In the two lessons, I kind of just threw my kids into the code without much explanation. Last year I had tried to start by explaining what things were and then asking them to start something from scratch, and it was a disaster. So I did the opposite here. Since we only had 3 days, I wanted to focus on how to make stuff happen on computers, rather than definitions.
Here are the two lessons I put together:
The one thing that didn’t go so well was just that students kept skipping stuff. They just didn’t read it. I’m not sure what I could have done to fix that.
In any event, the kids did good work. They created programs that took user input values and then did the quadratic formula and the pythagorean theorem (in two separate programs, that is). And they were so PROUD of themselves. It was fun to see them buzzing about their successful work and being so satisfied when their programs worked.
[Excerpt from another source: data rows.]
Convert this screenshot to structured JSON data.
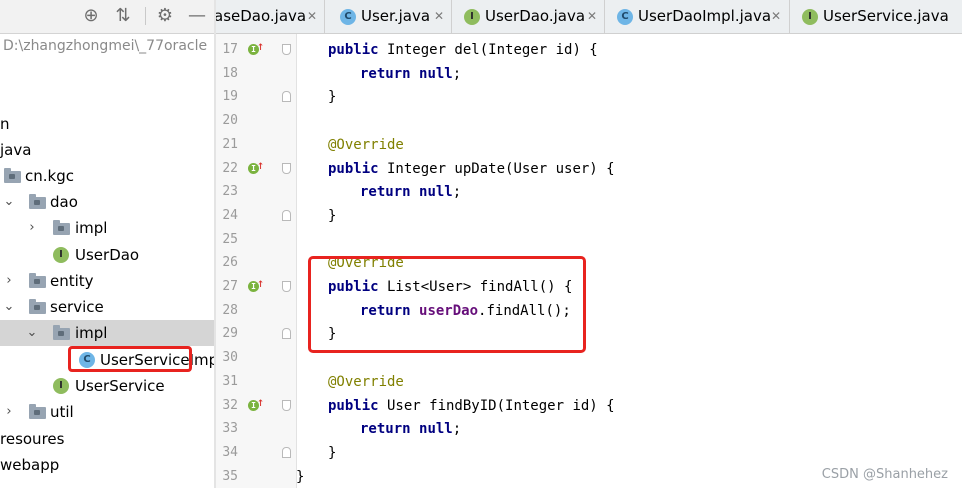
{
  "project_panel": {
    "path": "D:\\zhangzhongmei\\_77oracle",
    "tree": [
      {
        "label": "n",
        "type": "text"
      },
      {
        "label": "java",
        "type": "text"
      },
      {
        "label": "cn.kgc",
        "type": "package"
      },
      {
        "label": "dao",
        "type": "package",
        "expanded": true
      },
      {
        "label": "impl",
        "type": "package",
        "expanded": false
      },
      {
        "label": "UserDao",
        "type": "interface",
        "badge": "I"
      },
      {
        "label": "entity",
        "type": "package",
        "expanded": false
      },
      {
        "label": "service",
        "type": "package",
        "expanded": true
      },
      {
        "label": "impl",
        "type": "package",
        "expanded": true,
        "selected": true
      },
      {
        "label": "UserServiceImpl",
        "type": "class",
        "badge": "C"
      },
      {
        "label": "UserService",
        "type": "interface",
        "badge": "I"
      },
      {
        "label": "util",
        "type": "package",
        "expanded": false
      },
      {
        "label": "resoures",
        "type": "text"
      },
      {
        "label": "webapp",
        "type": "text"
      }
    ]
  },
  "tabs": [
    {
      "label": "aseDao.java",
      "icon": "none"
    },
    {
      "label": "User.java",
      "icon": "class-icon",
      "badge": "C"
    },
    {
      "label": "UserDao.java",
      "icon": "interface-icon",
      "badge": "I"
    },
    {
      "label": "UserDaoImpl.java",
      "icon": "class-icon",
      "badge": "C"
    },
    {
      "label": "UserService.java",
      "icon": "interface-icon",
      "badge": "I"
    }
  ],
  "editor": {
    "lines": [
      {
        "n": "17",
        "code": "public Integer del(Integer id) {"
      },
      {
        "n": "18",
        "code": "return null;"
      },
      {
        "n": "19",
        "code": "}"
      },
      {
        "n": "20",
        "code": ""
      },
      {
        "n": "21",
        "code": "@Override"
      },
      {
        "n": "22",
        "code": "public Integer upDate(User user) {"
      },
      {
        "n": "23",
        "code": "return null;"
      },
      {
        "n": "24",
        "code": "}"
      },
      {
        "n": "25",
        "code": ""
      },
      {
        "n": "26",
        "code": "@Override"
      },
      {
        "n": "27",
        "code": "public List<User> findAll() {"
      },
      {
        "n": "28",
        "code": "return userDao.findAll();"
      },
      {
        "n": "29",
        "code": "}"
      },
      {
        "n": "30",
        "code": ""
      },
      {
        "n": "31",
        "code": "@Override"
      },
      {
        "n": "32",
        "code": "public User findByID(Integer id) {"
      },
      {
        "n": "33",
        "code": "return null;"
      },
      {
        "n": "34",
        "code": "}"
      },
      {
        "n": "35",
        "code": "}"
      }
    ]
  },
  "watermark": "CSDN @Shanhehez",
  "colors": {
    "highlight_box": "#e8231f",
    "keyword": "#000080",
    "annotation": "#808000",
    "field": "#660e7a"
  }
}
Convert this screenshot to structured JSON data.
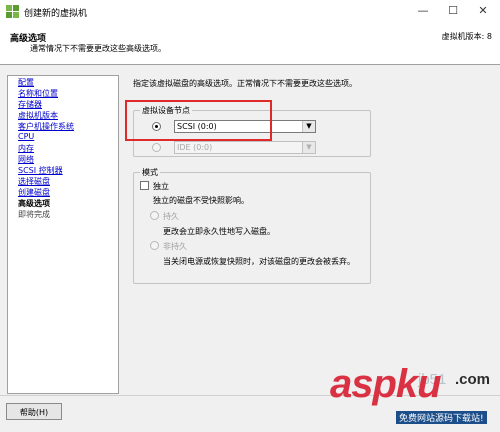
{
  "window": {
    "title": "创建新的虚拟机",
    "minimize": "—",
    "maximize": "☐",
    "close": "✕"
  },
  "header": {
    "title": "高级选项",
    "subtitle": "通常情况下不需要更改这些高级选项。",
    "version": "虚拟机版本: 8"
  },
  "nav": {
    "items": [
      {
        "label": "配置",
        "state": "link"
      },
      {
        "label": "名称和位置",
        "state": "link"
      },
      {
        "label": "存储器",
        "state": "link"
      },
      {
        "label": "虚拟机版本",
        "state": "link"
      },
      {
        "label": "客户机操作系统",
        "state": "link"
      },
      {
        "label": "CPU",
        "state": "link"
      },
      {
        "label": "内存",
        "state": "link"
      },
      {
        "label": "网络",
        "state": "link"
      },
      {
        "label": "SCSI 控制器",
        "state": "link"
      },
      {
        "label": "选择磁盘",
        "state": "link"
      },
      {
        "label": "创建磁盘",
        "state": "link"
      },
      {
        "label": "高级选项",
        "state": "current"
      },
      {
        "label": "即将完成",
        "state": "pending"
      }
    ]
  },
  "main": {
    "intro": "指定该虚拟磁盘的高级选项。正常情况下不需要更改这些选项。",
    "device_node": {
      "legend": "虚拟设备节点",
      "scsi_value": "SCSI (0:0)",
      "ide_value": "IDE (0:0)",
      "scsi_selected": true
    },
    "mode": {
      "legend": "模式",
      "independent_label": "独立",
      "independent_checked": false,
      "independent_desc": "独立的磁盘不受快照影响。",
      "persistent_label": "持久",
      "persistent_desc": "更改会立即永久性地写入磁盘。",
      "nonpersistent_label": "非持久",
      "nonpersistent_desc": "当关闭电源或恢复快照时，对该磁盘的更改会被丢弃。"
    }
  },
  "footer": {
    "help_label": "帮助(H)"
  },
  "watermark": {
    "brand": "aspku",
    "tld": ".com",
    "faint": "jb51",
    "tagline": "免费网站源码下载站!"
  },
  "colors": {
    "highlight_box": "#e02a2a",
    "nav_link": "#0000cc"
  }
}
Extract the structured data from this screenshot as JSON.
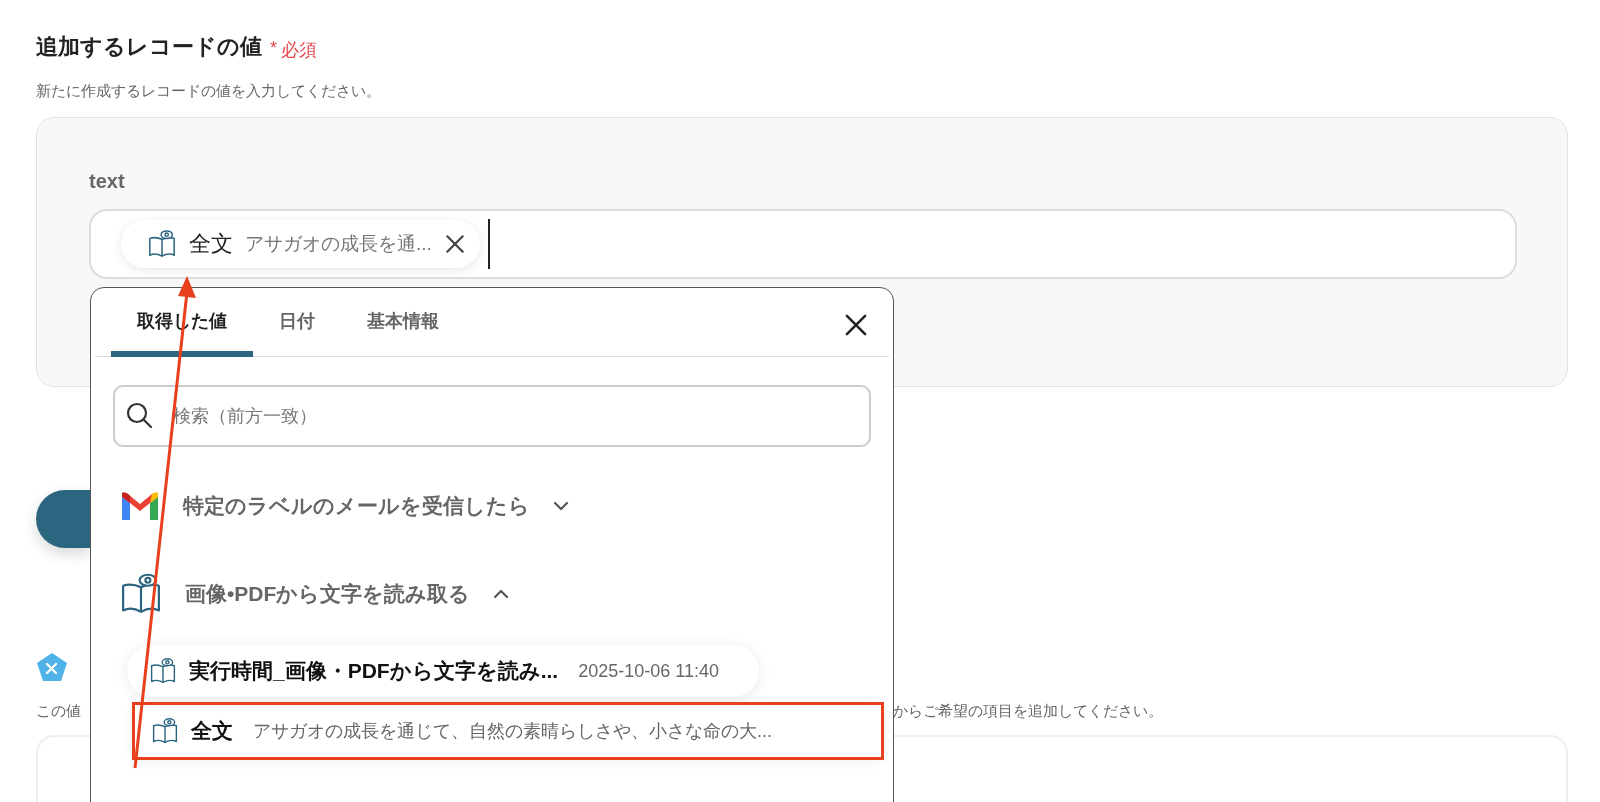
{
  "section": {
    "title": "追加するレコードの値",
    "required_mark": "*",
    "required_label": "必須",
    "description": "新たに作成するレコードの値を入力してください。"
  },
  "field": {
    "label": "text",
    "chip": {
      "name": "全文",
      "value": "アサガオの成長を通..."
    }
  },
  "picker": {
    "tabs": [
      {
        "label": "取得した値",
        "selected": true
      },
      {
        "label": "日付",
        "selected": false
      },
      {
        "label": "基本情報",
        "selected": false
      }
    ],
    "search": {
      "placeholder": "検索（前方一致）"
    },
    "groups": [
      {
        "kind": "gmail",
        "title": "特定のラベルのメールを受信したら",
        "expanded": false
      },
      {
        "kind": "ocr",
        "title": "画像•PDFから文字を読み取る",
        "expanded": true,
        "items": [
          {
            "name": "実行時間_画像・PDFから文字を読み...",
            "value": "2025-10-06 11:40",
            "selected": false
          },
          {
            "name": "全文",
            "value": "アサガオの成長を通じて、自然の素晴らしさや、小さな命の大...",
            "selected": true
          }
        ]
      }
    ]
  },
  "background": {
    "note_left": "この値",
    "note_right": "からご希望の項目を追加してください。"
  }
}
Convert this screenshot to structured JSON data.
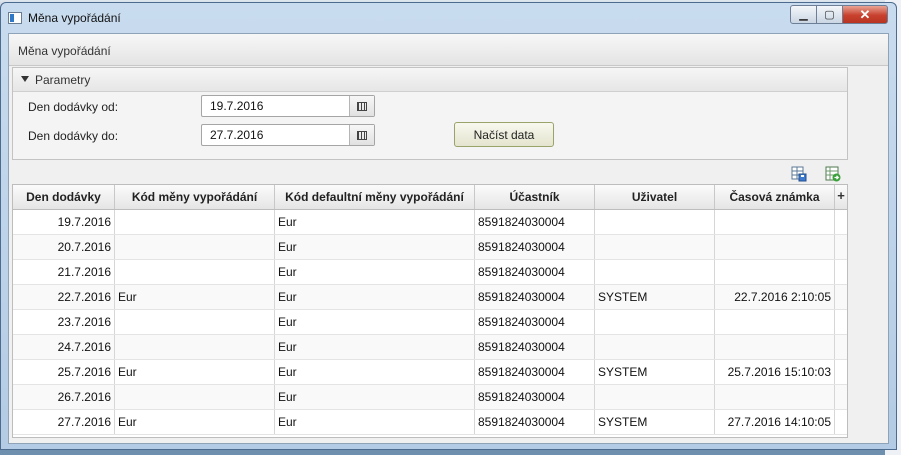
{
  "window": {
    "title": "Měna vypořádání",
    "minimize_glyph": "▁",
    "maximize_glyph": "▢",
    "close_glyph": "✕"
  },
  "main_header": {
    "title": "Měna vypořádání"
  },
  "parameters": {
    "title": "Parametry",
    "date_from_label": "Den dodávky od:",
    "date_from_value": "19.7.2016",
    "date_to_label": "Den dodávky do:",
    "date_to_value": "27.7.2016",
    "load_button_label": "Načíst data"
  },
  "toolbar": {
    "icons": [
      "table-save-icon",
      "excel-export-icon"
    ]
  },
  "table": {
    "columns": [
      "Den dodávky",
      "Kód měny vypořádání",
      "Kód defaultní měny vypořádání",
      "Účastník",
      "Uživatel",
      "Časová známka"
    ],
    "add_column_label": "+",
    "rows": [
      [
        "19.7.2016",
        "",
        "Eur",
        "8591824030004",
        "",
        ""
      ],
      [
        "20.7.2016",
        "",
        "Eur",
        "8591824030004",
        "",
        ""
      ],
      [
        "21.7.2016",
        "",
        "Eur",
        "8591824030004",
        "",
        ""
      ],
      [
        "22.7.2016",
        "Eur",
        "Eur",
        "8591824030004",
        "SYSTEM",
        "22.7.2016 2:10:05"
      ],
      [
        "23.7.2016",
        "",
        "Eur",
        "8591824030004",
        "",
        ""
      ],
      [
        "24.7.2016",
        "",
        "Eur",
        "8591824030004",
        "",
        ""
      ],
      [
        "25.7.2016",
        "Eur",
        "Eur",
        "8591824030004",
        "SYSTEM",
        "25.7.2016 15:10:03"
      ],
      [
        "26.7.2016",
        "",
        "Eur",
        "8591824030004",
        "",
        ""
      ],
      [
        "27.7.2016",
        "Eur",
        "Eur",
        "8591824030004",
        "SYSTEM",
        "27.7.2016 14:10:05"
      ]
    ]
  },
  "colors": {
    "title_bar": "#c9dcef",
    "close_button": "#c7412e",
    "panel_background": "#f0f0f0",
    "load_button_border": "#9aa36a"
  }
}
At our Programming Club meeting this week, Adam and I veered from the usual course of events. It was our first meeting since winter break and we had a new student who’s in special ed programs.
For that kid, I started him off on Scratch, which is a hugely visual programming language for beginners. He played around a little bit with everything, and proved to be super adept at finding images that interested him online and using them in his programs. I think that’s a useful strength that Scratch has, as that’s an easy way to get most any kid engaged. Next week we’ll take another stab at actually building something with the different commands.
For the other kids, we had planned to start by playing Light Bot (can be found many places online with a search), and then work through a handout introducing arrays. But we only had 3 students who weren’t on Scratch, so Adam brought out his iPad and showed them the game I just found called Cargo-Bot. Both “Bot” games make students create little programs in order to reach a desired end. Cargo-Bot is hugely different from usual programming because of how extremely limited your commands, and the number of commands that you get, are. This is extremely useful for what we’re trying to do with our club — aka, introduce new topics by showing them that the stuff they’ve been doing takes too much work.
I take issue with two things in Cargo-Bot:
- The song has 8 counts of repeating the same two notes over and over and over again. It makes me feel unwell.
- The puzzles get hard REALLY fast. Our group spent about half an hour on one puzzle and we had to leave before we finished it. Admittedly they would have stayed if we had let them, but I felt that the meeting had carried on for long enough at that point.
So, perhaps we’ll get to arrays next week. But I do think these games are nice for reinforcing the habits of using recursion and conditionals to build an elegant program.